WHAT IS EXPECTED
Write out every record below exactly, leaving the pictures out.
──────── ENTRIES SUPPLIED
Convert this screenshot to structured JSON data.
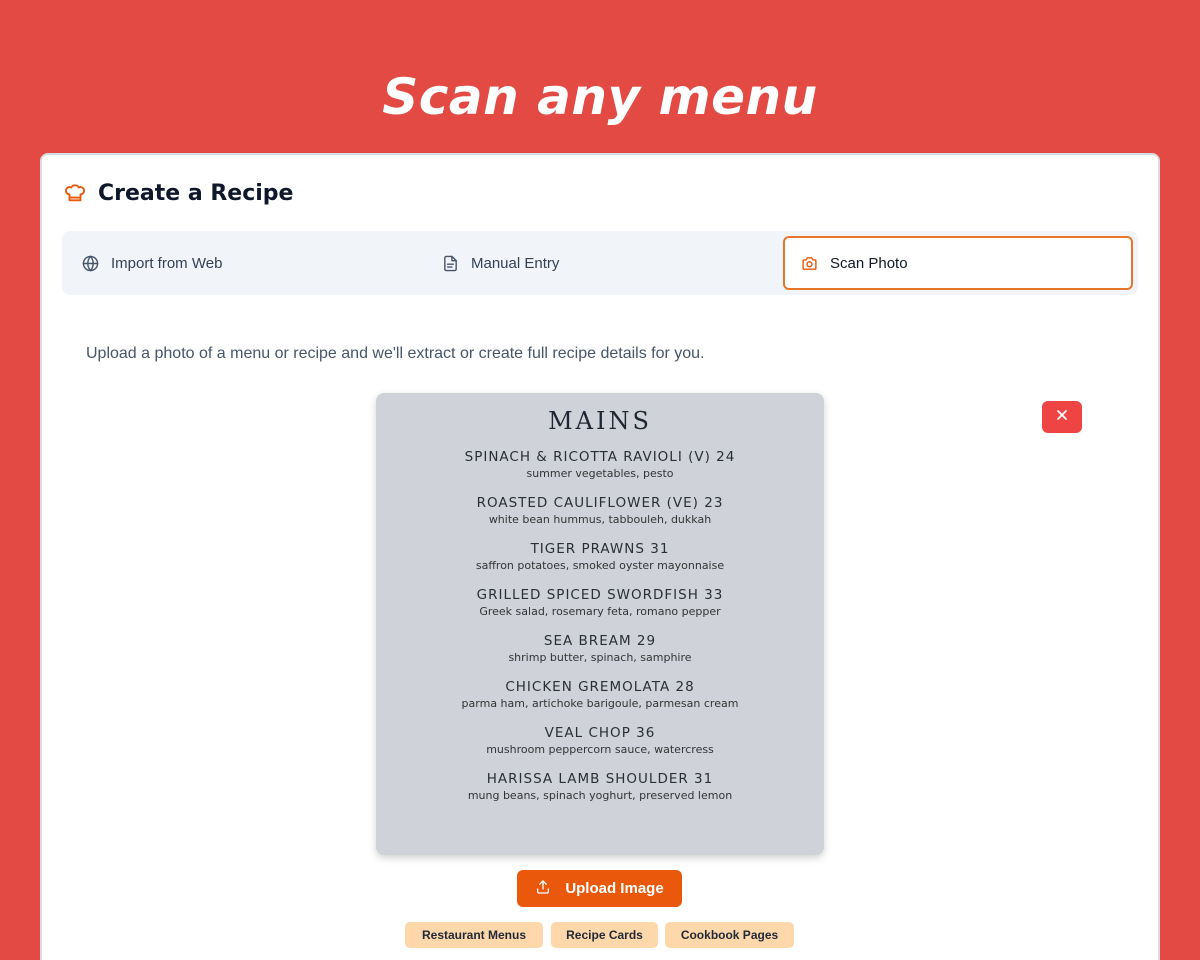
{
  "hero": {
    "title": "Scan any menu"
  },
  "card": {
    "title": "Create a Recipe",
    "icon": "chef-hat-icon",
    "accent_color": "#ea580c"
  },
  "tabs": [
    {
      "label": "Import from Web",
      "icon": "globe-icon",
      "active": false
    },
    {
      "label": "Manual Entry",
      "icon": "document-icon",
      "active": false
    },
    {
      "label": "Scan Photo",
      "icon": "camera-icon",
      "active": true
    }
  ],
  "intro_text": "Upload a photo of a menu or recipe and we'll extract or create full recipe details for you.",
  "menu_photo": {
    "heading": "MAINS",
    "dishes": [
      {
        "name": "SPINACH & RICOTTA RAVIOLI (V) 24",
        "desc": "summer vegetables, pesto"
      },
      {
        "name": "ROASTED CAULIFLOWER (VE) 23",
        "desc": "white bean hummus, tabbouleh, dukkah"
      },
      {
        "name": "TIGER PRAWNS 31",
        "desc": "saffron potatoes, smoked oyster mayonnaise"
      },
      {
        "name": "GRILLED SPICED SWORDFISH 33",
        "desc": "Greek salad, rosemary feta, romano pepper"
      },
      {
        "name": "SEA BREAM 29",
        "desc": "shrimp butter, spinach, samphire"
      },
      {
        "name": "CHICKEN GREMOLATA 28",
        "desc": "parma ham, artichoke barigoule, parmesan cream"
      },
      {
        "name": "VEAL CHOP 36",
        "desc": "mushroom peppercorn sauce, watercress"
      },
      {
        "name": "HARISSA LAMB SHOULDER 31",
        "desc": "mung beans, spinach yoghurt, preserved lemon"
      }
    ]
  },
  "remove_button": {
    "icon": "close-icon",
    "color": "#ef4444"
  },
  "upload_button": {
    "label": "Upload Image",
    "icon": "upload-icon"
  },
  "tags": [
    "Restaurant Menus",
    "Recipe Cards",
    "Cookbook Pages"
  ]
}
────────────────
OUTPUT OF THE TASK
Convert this screenshot to structured JSON data.
{
  "hero": {
    "title": "Scan any menu"
  },
  "card": {
    "title": "Create a Recipe",
    "icon": "chef-hat-icon",
    "accent_color": "#ea580c"
  },
  "tabs": [
    {
      "label": "Import from Web",
      "icon": "globe-icon",
      "active": false
    },
    {
      "label": "Manual Entry",
      "icon": "document-icon",
      "active": false
    },
    {
      "label": "Scan Photo",
      "icon": "camera-icon",
      "active": true
    }
  ],
  "intro_text": "Upload a photo of a menu or recipe and we'll extract or create full recipe details for you.",
  "menu_photo": {
    "heading": "MAINS",
    "dishes": [
      {
        "name": "SPINACH & RICOTTA RAVIOLI (V) 24",
        "desc": "summer vegetables, pesto"
      },
      {
        "name": "ROASTED CAULIFLOWER (VE) 23",
        "desc": "white bean hummus, tabbouleh, dukkah"
      },
      {
        "name": "TIGER PRAWNS 31",
        "desc": "saffron potatoes, smoked oyster mayonnaise"
      },
      {
        "name": "GRILLED SPICED SWORDFISH 33",
        "desc": "Greek salad, rosemary feta, romano pepper"
      },
      {
        "name": "SEA BREAM 29",
        "desc": "shrimp butter, spinach, samphire"
      },
      {
        "name": "CHICKEN GREMOLATA 28",
        "desc": "parma ham, artichoke barigoule, parmesan cream"
      },
      {
        "name": "VEAL CHOP 36",
        "desc": "mushroom peppercorn sauce, watercress"
      },
      {
        "name": "HARISSA LAMB SHOULDER 31",
        "desc": "mung beans, spinach yoghurt, preserved lemon"
      }
    ]
  },
  "remove_button": {
    "icon": "close-icon",
    "color": "#ef4444"
  },
  "upload_button": {
    "label": "Upload Image",
    "icon": "upload-icon"
  },
  "tags": [
    "Restaurant Menus",
    "Recipe Cards",
    "Cookbook Pages"
  ]
}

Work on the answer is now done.